PROBLEM DETAILS.
Within the listing below, show every line that contains the word "value".

╔══

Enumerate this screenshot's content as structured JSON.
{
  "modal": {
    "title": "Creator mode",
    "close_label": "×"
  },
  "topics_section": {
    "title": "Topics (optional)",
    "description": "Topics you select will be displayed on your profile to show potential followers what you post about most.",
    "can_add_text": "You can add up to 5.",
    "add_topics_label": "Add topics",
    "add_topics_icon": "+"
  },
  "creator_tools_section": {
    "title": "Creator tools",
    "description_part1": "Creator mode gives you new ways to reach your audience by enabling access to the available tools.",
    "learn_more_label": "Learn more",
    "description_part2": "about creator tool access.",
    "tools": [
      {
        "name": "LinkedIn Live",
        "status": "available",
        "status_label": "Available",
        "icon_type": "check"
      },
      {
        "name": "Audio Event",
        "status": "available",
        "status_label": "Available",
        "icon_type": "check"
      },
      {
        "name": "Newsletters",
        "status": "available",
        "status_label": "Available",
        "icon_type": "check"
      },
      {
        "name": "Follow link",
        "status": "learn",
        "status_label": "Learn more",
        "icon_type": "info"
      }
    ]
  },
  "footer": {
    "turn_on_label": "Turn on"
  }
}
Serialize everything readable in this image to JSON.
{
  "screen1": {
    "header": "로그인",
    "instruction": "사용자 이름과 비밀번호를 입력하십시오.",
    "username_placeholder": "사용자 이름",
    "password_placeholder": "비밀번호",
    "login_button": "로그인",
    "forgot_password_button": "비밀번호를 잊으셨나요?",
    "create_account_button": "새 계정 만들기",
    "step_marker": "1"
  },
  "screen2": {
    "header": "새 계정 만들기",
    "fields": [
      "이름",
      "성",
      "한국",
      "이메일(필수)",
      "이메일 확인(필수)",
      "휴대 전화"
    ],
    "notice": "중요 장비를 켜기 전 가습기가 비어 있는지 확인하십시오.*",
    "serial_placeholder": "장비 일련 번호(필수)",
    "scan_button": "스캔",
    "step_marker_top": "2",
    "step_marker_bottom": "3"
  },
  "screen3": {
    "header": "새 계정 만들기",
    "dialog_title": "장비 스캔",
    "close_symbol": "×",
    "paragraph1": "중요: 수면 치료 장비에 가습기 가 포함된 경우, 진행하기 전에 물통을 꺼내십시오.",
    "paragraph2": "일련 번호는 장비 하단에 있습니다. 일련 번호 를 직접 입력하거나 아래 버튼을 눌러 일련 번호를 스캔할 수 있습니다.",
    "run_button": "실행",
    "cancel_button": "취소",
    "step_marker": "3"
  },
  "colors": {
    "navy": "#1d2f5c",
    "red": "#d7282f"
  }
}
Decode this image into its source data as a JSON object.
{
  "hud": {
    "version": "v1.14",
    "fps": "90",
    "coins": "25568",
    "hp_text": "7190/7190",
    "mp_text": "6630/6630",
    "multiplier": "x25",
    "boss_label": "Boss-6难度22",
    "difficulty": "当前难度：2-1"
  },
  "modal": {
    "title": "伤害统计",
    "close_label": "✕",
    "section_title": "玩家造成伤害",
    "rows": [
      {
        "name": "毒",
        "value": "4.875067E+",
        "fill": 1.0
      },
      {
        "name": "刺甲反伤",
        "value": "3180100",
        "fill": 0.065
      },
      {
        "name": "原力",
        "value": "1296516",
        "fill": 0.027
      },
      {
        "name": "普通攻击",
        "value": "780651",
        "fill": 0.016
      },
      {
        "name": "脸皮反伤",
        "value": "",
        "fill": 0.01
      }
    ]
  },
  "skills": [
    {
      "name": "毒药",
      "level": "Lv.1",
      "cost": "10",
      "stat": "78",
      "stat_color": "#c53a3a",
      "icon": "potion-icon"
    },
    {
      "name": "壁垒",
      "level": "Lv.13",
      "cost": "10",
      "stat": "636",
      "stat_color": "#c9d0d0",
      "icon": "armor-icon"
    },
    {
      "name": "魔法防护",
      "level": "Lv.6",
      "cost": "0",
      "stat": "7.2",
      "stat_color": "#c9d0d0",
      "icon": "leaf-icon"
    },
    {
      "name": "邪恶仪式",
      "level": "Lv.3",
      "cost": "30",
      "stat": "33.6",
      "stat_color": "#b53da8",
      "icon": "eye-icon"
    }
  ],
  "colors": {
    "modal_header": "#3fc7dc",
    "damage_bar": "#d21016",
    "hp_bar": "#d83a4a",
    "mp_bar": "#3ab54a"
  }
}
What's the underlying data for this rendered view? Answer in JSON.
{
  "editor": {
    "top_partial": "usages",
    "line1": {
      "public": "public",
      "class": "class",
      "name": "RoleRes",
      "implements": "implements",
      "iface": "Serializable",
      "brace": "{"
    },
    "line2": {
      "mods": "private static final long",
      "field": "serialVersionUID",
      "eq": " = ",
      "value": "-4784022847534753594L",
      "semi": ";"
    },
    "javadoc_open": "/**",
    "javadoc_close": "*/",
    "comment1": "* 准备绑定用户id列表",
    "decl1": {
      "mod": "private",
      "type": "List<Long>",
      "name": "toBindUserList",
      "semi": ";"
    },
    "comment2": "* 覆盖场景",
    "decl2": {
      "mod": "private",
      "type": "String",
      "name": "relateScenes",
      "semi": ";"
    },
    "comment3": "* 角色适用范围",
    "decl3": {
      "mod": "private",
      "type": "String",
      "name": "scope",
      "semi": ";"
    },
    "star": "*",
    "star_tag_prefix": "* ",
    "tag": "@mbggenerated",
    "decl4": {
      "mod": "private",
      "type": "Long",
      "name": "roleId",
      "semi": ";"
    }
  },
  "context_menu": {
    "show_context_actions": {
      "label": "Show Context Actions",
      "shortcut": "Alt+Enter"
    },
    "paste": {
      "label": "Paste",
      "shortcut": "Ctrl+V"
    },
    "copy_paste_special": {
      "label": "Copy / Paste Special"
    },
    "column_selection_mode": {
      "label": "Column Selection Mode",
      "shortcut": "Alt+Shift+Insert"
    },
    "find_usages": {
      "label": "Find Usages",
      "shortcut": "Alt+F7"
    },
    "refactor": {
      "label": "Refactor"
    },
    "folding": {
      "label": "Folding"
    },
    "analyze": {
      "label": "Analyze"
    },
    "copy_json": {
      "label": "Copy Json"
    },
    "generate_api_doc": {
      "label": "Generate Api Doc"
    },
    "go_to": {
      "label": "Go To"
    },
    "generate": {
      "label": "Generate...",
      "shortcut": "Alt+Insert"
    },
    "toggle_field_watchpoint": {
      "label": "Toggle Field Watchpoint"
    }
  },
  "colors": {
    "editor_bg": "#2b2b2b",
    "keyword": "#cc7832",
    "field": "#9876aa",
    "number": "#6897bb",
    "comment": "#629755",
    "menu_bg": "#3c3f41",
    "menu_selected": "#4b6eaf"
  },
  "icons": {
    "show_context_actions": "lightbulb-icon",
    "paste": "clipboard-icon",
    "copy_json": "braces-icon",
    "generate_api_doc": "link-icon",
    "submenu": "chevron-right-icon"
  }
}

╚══

ANSWER TO THIS PROBLEM.
        "value": "4.875067E+",
        "value": "3180100",
        "value": "1296516",
        "value": "780651",
        "value": "",
      "value": "-4784022847534753594L",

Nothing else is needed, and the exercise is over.